Find the word "JSON" in the records below. List each line containing it.

[Opening Source data section]

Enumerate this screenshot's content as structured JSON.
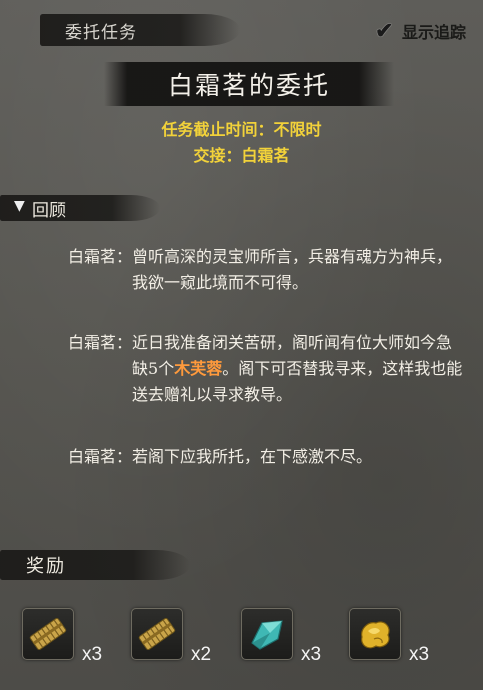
{
  "header": {
    "tab_label": "委托任务",
    "track_label": "显示追踪"
  },
  "quest": {
    "title": "白霜茗的委托",
    "deadline": "任务截止时间：不限时",
    "giver": "交接：白霜茗"
  },
  "review": {
    "label": "回顾",
    "dialogues": [
      {
        "speaker": "白霜茗：",
        "text": "曾听高深的灵宝师所言，兵器有魂方为神兵，我欲一窥此境而不可得。"
      },
      {
        "speaker": "白霜茗：",
        "text_before": "近日我准备闭关苦研，阁听闻有位大师如今急缺5个",
        "highlight": "木芙蓉",
        "text_after": "。阁下可否替我寻来，这样我也能送去赠礼以寻求教导。"
      },
      {
        "speaker": "白霜茗：",
        "text": "若阁下应我所托，在下感激不尽。"
      }
    ]
  },
  "rewards": {
    "label": "奖励",
    "items": [
      {
        "icon": "bamboo-scroll-icon",
        "qty": "x3"
      },
      {
        "icon": "bamboo-scroll-icon",
        "qty": "x2"
      },
      {
        "icon": "cyan-crystal-icon",
        "qty": "x3"
      },
      {
        "icon": "gold-ore-icon",
        "qty": "x3"
      }
    ]
  },
  "colors": {
    "accent_yellow": "#f2d23a",
    "highlight_orange": "#ff9a3c",
    "panel_bg": "#5a5955"
  }
}
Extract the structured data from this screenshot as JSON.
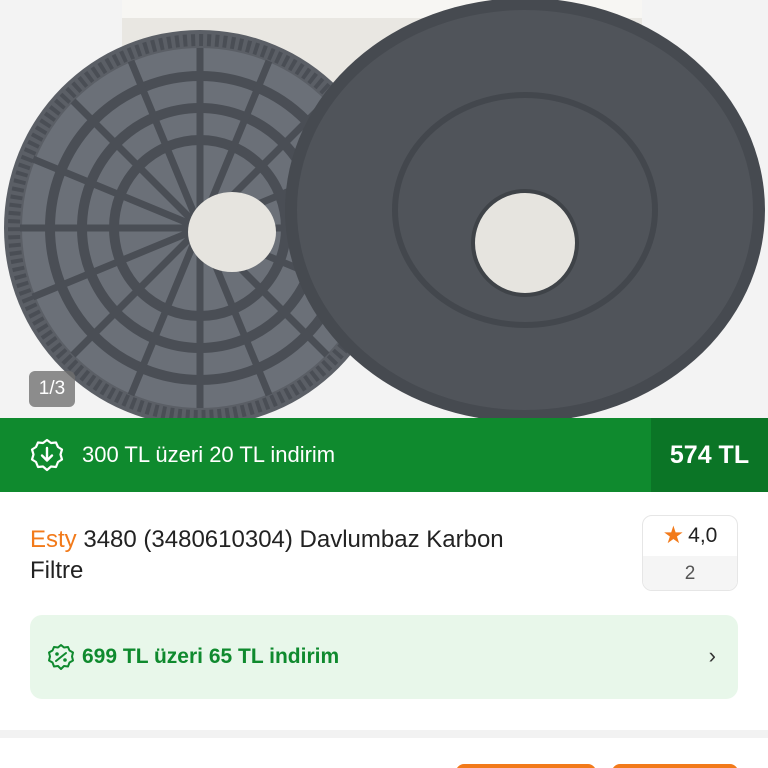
{
  "gallery": {
    "counter": "1/3"
  },
  "promo": {
    "icon": "discount-badge-icon",
    "text": "300 TL üzeri 20 TL indirim",
    "price": "574 TL"
  },
  "product": {
    "brand": "Esty",
    "name": "3480 (3480610304) Davlumbaz Karbon Filtre"
  },
  "rating": {
    "icon": "star-icon",
    "score": "4,0",
    "count": "2"
  },
  "coupon": {
    "icon": "coupon-tag-icon",
    "text": "699 TL üzeri 65 TL indirim",
    "chevron_icon": "chevron-right-icon"
  },
  "colors": {
    "brand_orange": "#f27a1a",
    "promo_green": "#0f8a2e",
    "price_green": "#0b7526",
    "coupon_bg": "#e8f7ea"
  }
}
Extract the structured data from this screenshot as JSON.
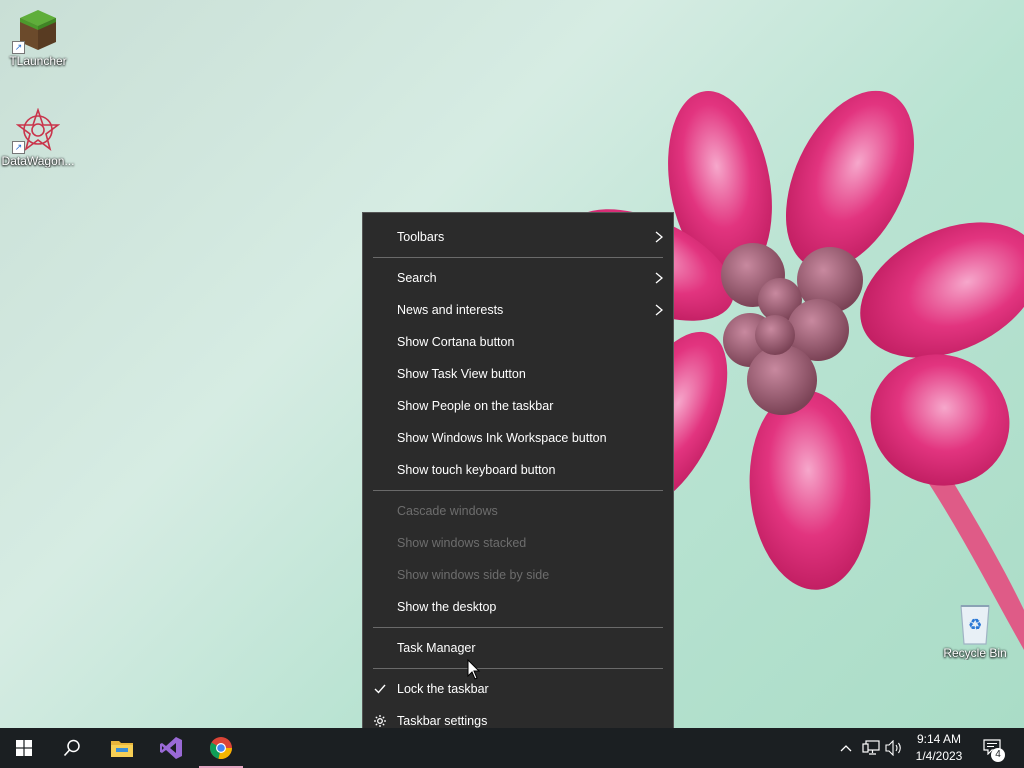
{
  "desktop": {
    "icons": [
      {
        "label": "TLauncher",
        "icon": "minecraft-grass-block-icon"
      },
      {
        "label": "DataWagon...",
        "icon": "datawagon-logo-icon"
      },
      {
        "label": "Recycle Bin",
        "icon": "recycle-bin-icon"
      }
    ]
  },
  "menu": {
    "items": [
      {
        "label": "Toolbars",
        "submenu": true
      },
      {
        "label": "Search",
        "submenu": true
      },
      {
        "label": "News and interests",
        "submenu": true
      },
      {
        "label": "Show Cortana button"
      },
      {
        "label": "Show Task View button"
      },
      {
        "label": "Show People on the taskbar"
      },
      {
        "label": "Show Windows Ink Workspace button"
      },
      {
        "label": "Show touch keyboard button"
      },
      {
        "label": "Cascade windows",
        "disabled": true
      },
      {
        "label": "Show windows stacked",
        "disabled": true
      },
      {
        "label": "Show windows side by side",
        "disabled": true
      },
      {
        "label": "Show the desktop"
      },
      {
        "label": "Task Manager"
      },
      {
        "label": "Lock the taskbar",
        "checked": true
      },
      {
        "label": "Taskbar settings",
        "icon": "gear-icon"
      }
    ]
  },
  "taskbar": {
    "apps": [
      "start-icon",
      "search-icon",
      "file-explorer-icon",
      "visual-studio-icon",
      "chrome-icon"
    ],
    "clock": {
      "time": "9:14 AM",
      "date": "1/4/2023"
    },
    "notification_count": "4"
  },
  "colors": {
    "menu_bg": "#2b2b2b",
    "taskbar_bg": "#1b1f22",
    "flower_pink": "#e2347f",
    "wallpaper_mint": "#b9e3d2"
  }
}
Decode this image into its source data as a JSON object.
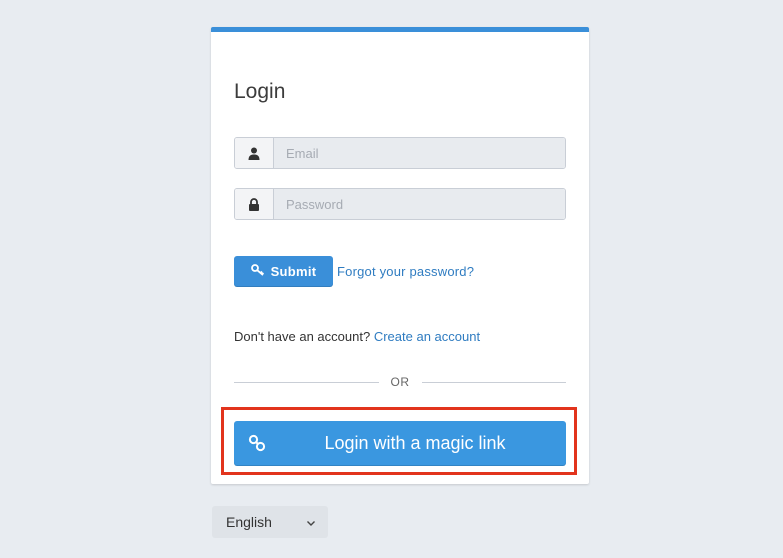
{
  "login": {
    "title": "Login",
    "email_placeholder": "Email",
    "password_placeholder": "Password",
    "submit_label": "Submit",
    "forgot_label": "Forgot your password?",
    "no_account_text": "Don't have an account?",
    "create_account_label": "Create an account",
    "or_text": "OR",
    "magic_link_label": "Login with a magic link"
  },
  "language": {
    "selected": "English"
  },
  "icons": {
    "email": "user-icon",
    "password": "lock-icon",
    "submit": "key-icon",
    "magic": "link-icon",
    "language": "chevron-down-icon"
  },
  "colors": {
    "accent": "#3a8fd9",
    "highlight": "#e2341d",
    "background": "#e8ecf1"
  }
}
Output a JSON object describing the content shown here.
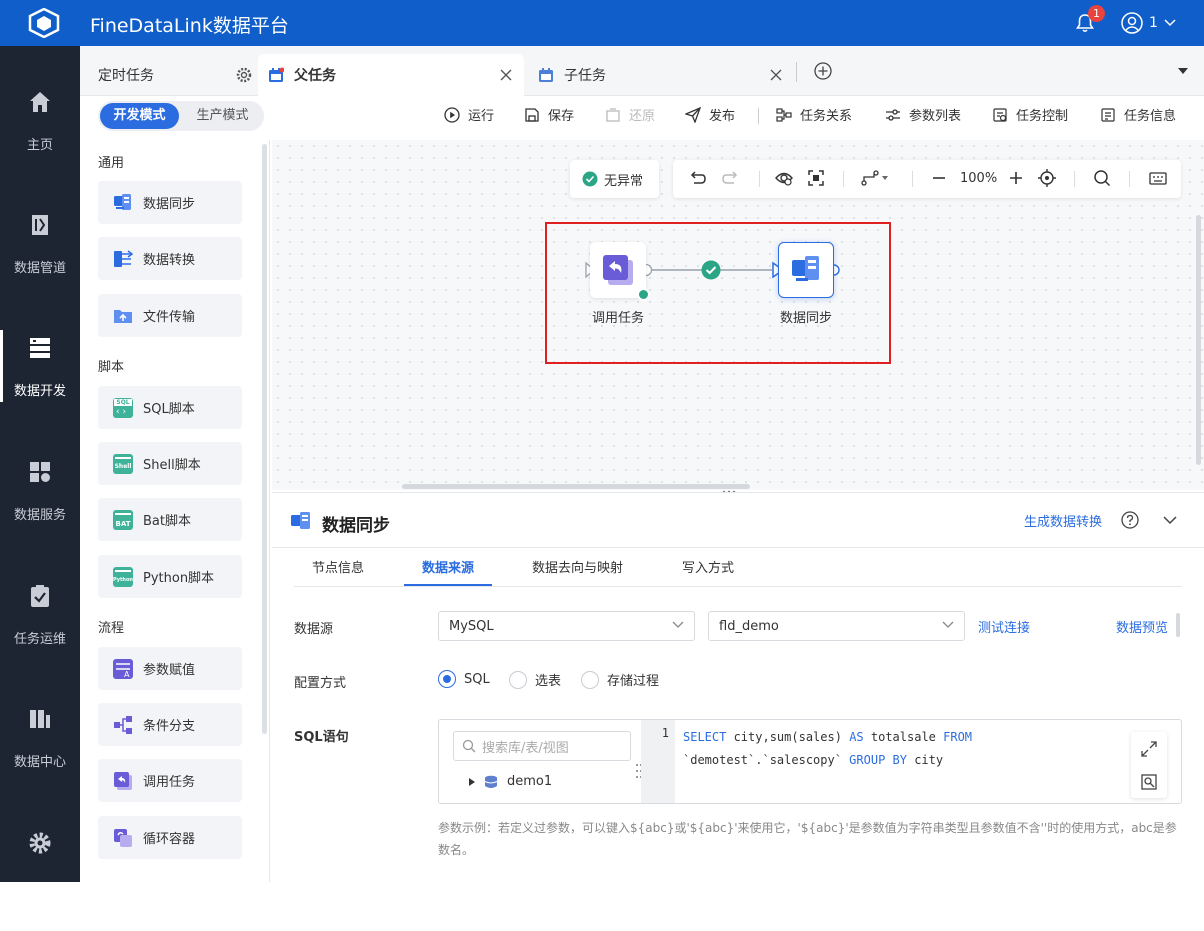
{
  "app": {
    "title": "FineDataLink数据平台",
    "notification_count": "1",
    "user_name": "1"
  },
  "leftnav": [
    {
      "label": "主页",
      "icon": "home-icon"
    },
    {
      "label": "数据管道",
      "icon": "pipeline-icon"
    },
    {
      "label": "数据开发",
      "icon": "dev-icon",
      "active": true
    },
    {
      "label": "数据服务",
      "icon": "service-icon"
    },
    {
      "label": "任务运维",
      "icon": "ops-icon"
    },
    {
      "label": "数据中心",
      "icon": "datacenter-icon"
    },
    {
      "label": "",
      "icon": "gear-icon"
    }
  ],
  "tabs": [
    {
      "label": "定时任务"
    },
    {
      "label": "父任务",
      "active": true
    },
    {
      "label": "子任务"
    }
  ],
  "mode": {
    "dev": "开发模式",
    "prod": "生产模式"
  },
  "toolbar": {
    "run": "运行",
    "save": "保存",
    "restore": "还原",
    "publish": "发布",
    "task_relation": "任务关系",
    "param_list": "参数列表",
    "task_control": "任务控制",
    "task_info": "任务信息"
  },
  "palette": {
    "groups": [
      "通用",
      "脚本",
      "流程"
    ],
    "items": [
      {
        "label": "数据同步",
        "icon": "data-sync-icon"
      },
      {
        "label": "数据转换",
        "icon": "data-transform-icon"
      },
      {
        "label": "文件传输",
        "icon": "file-transfer-icon"
      },
      {
        "label": "SQL脚本",
        "icon": "sql-script-icon"
      },
      {
        "label": "Shell脚本",
        "icon": "shell-script-icon"
      },
      {
        "label": "Bat脚本",
        "icon": "bat-script-icon"
      },
      {
        "label": "Python脚本",
        "icon": "python-script-icon"
      },
      {
        "label": "参数赋值",
        "icon": "param-assign-icon"
      },
      {
        "label": "条件分支",
        "icon": "condition-branch-icon"
      },
      {
        "label": "调用任务",
        "icon": "invoke-task-icon"
      },
      {
        "label": "循环容器",
        "icon": "loop-container-icon"
      }
    ]
  },
  "canvas": {
    "status": "无异常",
    "zoom": "100%",
    "nodes": [
      {
        "label": "调用任务"
      },
      {
        "label": "数据同步"
      }
    ]
  },
  "panel": {
    "title": "数据同步",
    "generate_link": "生成数据转换",
    "subtabs": [
      "节点信息",
      "数据来源",
      "数据去向与映射",
      "写入方式"
    ],
    "active_subtab": "数据来源",
    "datasource_label": "数据源",
    "datasource_type": "MySQL",
    "datasource_conn": "fld_demo",
    "test_conn": "测试连接",
    "preview": "数据预览",
    "config_label": "配置方式",
    "config_options": [
      "SQL",
      "选表",
      "存储过程"
    ],
    "config_selected": "SQL",
    "sql_label": "SQL语句",
    "search_placeholder": "搜索库/表/视图",
    "tree_db": "demo1",
    "line_no": "1",
    "sql": {
      "l1_kw1": "SELECT",
      "l1_mid": " city,sum(sales) ",
      "l1_kw2": "AS",
      "l1_mid2": " totalsale ",
      "l1_kw3": "FROM",
      "l2_txt": "`demotest`.`salescopy` ",
      "l2_kw": "GROUP BY",
      "l2_end": " city"
    },
    "hint": "参数示例：若定义过参数，可以键入${abc}或'${abc}'来使用它，'${abc}'是参数值为字符串类型且参数值不含''时的使用方式，abc是参数名。"
  },
  "colors": {
    "primary": "#2b6de0",
    "topbar": "#0f5ec9",
    "nav": "#1d2533",
    "success": "#2aa586",
    "highlight": "#e02020"
  }
}
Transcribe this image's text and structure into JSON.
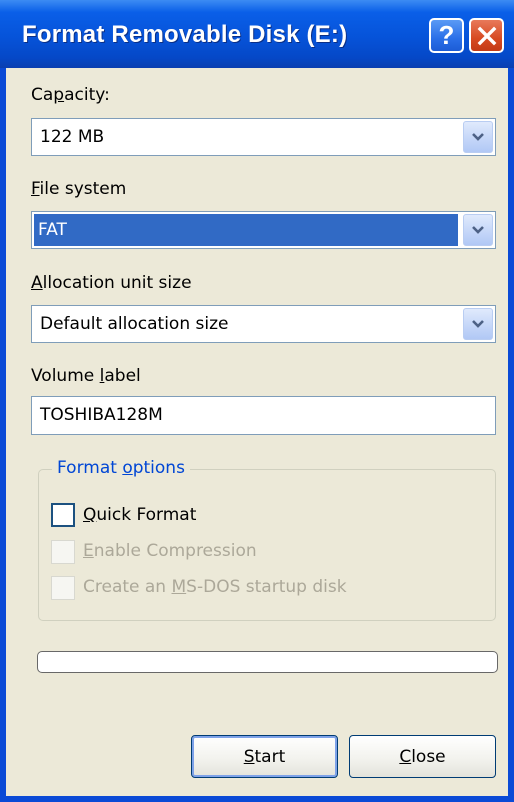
{
  "window": {
    "title": "Format Removable Disk (E:)",
    "help_glyph": "?"
  },
  "capacity": {
    "label_pre": "Ca",
    "label_accel": "p",
    "label_post": "acity:",
    "value": "122 MB"
  },
  "file_system": {
    "label_pre": "",
    "label_accel": "F",
    "label_post": "ile system",
    "value": "FAT"
  },
  "allocation": {
    "label_pre": "",
    "label_accel": "A",
    "label_post": "llocation unit size",
    "value": "Default allocation size"
  },
  "volume_label": {
    "label_pre": "Volume ",
    "label_accel": "l",
    "label_post": "abel",
    "value": "TOSHIBA128M"
  },
  "format_options": {
    "legend_pre": "Format ",
    "legend_accel": "o",
    "legend_post": "ptions",
    "quick": {
      "pre": "",
      "accel": "Q",
      "post": "uick Format",
      "checked": false,
      "enabled": true
    },
    "compression": {
      "pre": "",
      "accel": "E",
      "post": "nable Compression",
      "checked": false,
      "enabled": false
    },
    "msdos": {
      "pre": "Create an ",
      "accel": "M",
      "post": "S-DOS startup disk",
      "checked": false,
      "enabled": false
    }
  },
  "progress": {
    "value": 0
  },
  "buttons": {
    "start": {
      "pre": "",
      "accel": "S",
      "post": "tart"
    },
    "close": {
      "pre": "",
      "accel": "C",
      "post": "lose"
    }
  },
  "colors": {
    "title_bar": "#0653d9",
    "selection": "#316ac5",
    "legend": "#0046d5",
    "disabled_text": "#aca899"
  }
}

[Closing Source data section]

Solution for this task >>
Enumerate this screenshot's content as structured JSON.
Extract the structured data from this screenshot as JSON.
Extract the structured data from this screenshot as JSON.
Decode this image into its source data as a JSON object.
Output a JSON object describing the content shown here.
Transcribe this image's text and structure into JSON.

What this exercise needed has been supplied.